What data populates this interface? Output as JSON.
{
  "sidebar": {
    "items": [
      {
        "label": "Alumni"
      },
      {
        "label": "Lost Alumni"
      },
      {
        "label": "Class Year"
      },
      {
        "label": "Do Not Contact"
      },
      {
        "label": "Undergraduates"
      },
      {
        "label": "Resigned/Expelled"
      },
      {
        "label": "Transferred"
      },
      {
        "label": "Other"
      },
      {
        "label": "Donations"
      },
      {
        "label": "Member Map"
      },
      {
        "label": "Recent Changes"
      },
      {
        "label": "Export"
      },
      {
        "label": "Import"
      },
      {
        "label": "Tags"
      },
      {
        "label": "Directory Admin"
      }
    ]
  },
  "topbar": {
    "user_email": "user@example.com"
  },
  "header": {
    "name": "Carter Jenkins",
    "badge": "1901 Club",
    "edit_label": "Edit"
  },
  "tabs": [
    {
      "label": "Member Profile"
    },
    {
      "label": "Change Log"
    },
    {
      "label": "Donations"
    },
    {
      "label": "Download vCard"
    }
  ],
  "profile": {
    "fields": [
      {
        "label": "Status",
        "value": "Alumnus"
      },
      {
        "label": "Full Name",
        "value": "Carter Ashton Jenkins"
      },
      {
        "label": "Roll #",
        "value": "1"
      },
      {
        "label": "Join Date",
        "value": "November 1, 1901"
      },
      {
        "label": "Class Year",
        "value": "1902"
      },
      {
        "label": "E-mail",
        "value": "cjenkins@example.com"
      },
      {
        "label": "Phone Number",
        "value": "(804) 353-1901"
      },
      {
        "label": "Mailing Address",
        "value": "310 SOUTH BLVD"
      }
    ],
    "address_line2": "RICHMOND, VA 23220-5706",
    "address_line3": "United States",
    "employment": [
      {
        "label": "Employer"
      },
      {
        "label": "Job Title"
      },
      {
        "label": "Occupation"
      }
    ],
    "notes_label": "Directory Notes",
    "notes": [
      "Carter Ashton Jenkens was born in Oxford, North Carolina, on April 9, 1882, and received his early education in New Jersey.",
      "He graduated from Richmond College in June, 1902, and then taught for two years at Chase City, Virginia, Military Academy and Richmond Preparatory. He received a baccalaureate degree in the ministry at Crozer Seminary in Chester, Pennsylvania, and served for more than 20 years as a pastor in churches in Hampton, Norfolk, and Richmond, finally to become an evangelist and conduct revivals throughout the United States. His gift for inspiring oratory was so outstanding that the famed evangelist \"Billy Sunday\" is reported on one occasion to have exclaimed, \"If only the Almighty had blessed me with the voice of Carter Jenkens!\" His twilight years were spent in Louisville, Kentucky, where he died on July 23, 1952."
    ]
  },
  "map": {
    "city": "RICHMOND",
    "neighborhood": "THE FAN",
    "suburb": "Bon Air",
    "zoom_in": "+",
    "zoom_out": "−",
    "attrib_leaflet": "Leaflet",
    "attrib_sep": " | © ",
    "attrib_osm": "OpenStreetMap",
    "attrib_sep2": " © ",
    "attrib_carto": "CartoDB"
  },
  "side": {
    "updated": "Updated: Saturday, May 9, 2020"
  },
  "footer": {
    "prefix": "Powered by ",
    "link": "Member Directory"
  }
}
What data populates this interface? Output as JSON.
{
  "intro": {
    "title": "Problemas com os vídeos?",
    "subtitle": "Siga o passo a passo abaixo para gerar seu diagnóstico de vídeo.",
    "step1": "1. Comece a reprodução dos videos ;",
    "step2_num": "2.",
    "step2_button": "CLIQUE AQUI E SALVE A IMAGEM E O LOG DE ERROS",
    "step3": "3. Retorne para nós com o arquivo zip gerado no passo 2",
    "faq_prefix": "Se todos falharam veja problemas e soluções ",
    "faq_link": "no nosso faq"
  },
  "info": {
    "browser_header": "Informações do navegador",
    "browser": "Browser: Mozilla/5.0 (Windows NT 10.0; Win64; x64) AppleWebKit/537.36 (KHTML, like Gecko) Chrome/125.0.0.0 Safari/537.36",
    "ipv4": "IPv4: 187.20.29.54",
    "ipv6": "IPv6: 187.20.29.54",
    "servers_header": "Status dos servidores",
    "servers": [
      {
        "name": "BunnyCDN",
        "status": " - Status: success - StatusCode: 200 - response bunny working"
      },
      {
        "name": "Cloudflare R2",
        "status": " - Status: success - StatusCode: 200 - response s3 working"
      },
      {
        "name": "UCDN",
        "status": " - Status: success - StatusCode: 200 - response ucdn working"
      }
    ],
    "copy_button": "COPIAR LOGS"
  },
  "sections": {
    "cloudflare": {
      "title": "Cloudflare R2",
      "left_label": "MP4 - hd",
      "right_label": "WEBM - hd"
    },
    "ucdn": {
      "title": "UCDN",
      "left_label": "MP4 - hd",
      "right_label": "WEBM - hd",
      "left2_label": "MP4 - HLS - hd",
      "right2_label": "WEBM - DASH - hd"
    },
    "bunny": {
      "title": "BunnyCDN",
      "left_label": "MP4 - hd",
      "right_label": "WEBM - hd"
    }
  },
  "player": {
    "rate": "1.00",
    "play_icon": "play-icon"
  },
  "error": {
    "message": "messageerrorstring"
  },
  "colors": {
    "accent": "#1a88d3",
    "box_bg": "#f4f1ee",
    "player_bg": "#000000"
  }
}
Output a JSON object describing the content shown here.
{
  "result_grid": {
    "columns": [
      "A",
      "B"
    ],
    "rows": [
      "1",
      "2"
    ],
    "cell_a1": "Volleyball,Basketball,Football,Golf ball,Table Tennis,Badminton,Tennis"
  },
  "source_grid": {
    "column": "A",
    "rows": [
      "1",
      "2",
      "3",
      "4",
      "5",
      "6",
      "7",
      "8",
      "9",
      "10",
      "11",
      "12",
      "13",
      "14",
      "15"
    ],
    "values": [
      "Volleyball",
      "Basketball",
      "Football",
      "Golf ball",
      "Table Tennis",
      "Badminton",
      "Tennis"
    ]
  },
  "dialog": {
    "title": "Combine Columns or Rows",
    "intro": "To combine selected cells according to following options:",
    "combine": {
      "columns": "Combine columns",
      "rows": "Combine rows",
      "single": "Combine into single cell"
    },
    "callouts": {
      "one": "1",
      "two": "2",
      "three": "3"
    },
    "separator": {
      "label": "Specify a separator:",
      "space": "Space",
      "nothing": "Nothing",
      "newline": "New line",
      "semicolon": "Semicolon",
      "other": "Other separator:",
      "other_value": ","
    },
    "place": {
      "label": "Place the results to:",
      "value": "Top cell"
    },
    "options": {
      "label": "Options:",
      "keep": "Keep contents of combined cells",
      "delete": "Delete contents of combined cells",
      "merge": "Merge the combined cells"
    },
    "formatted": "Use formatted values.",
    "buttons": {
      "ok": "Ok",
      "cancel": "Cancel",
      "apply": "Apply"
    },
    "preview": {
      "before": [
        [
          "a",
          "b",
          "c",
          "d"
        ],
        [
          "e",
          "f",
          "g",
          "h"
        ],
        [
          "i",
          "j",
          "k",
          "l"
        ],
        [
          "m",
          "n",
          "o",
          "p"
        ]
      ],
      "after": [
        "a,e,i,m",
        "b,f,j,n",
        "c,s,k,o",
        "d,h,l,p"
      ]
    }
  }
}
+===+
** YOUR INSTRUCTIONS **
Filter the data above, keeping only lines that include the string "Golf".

** ANSWER FOR THE TASK **
    "cell_a1": "Volleyball,Basketball,Football,Golf ball,Table Tennis,Badminton,Tennis"
      "Golf ball",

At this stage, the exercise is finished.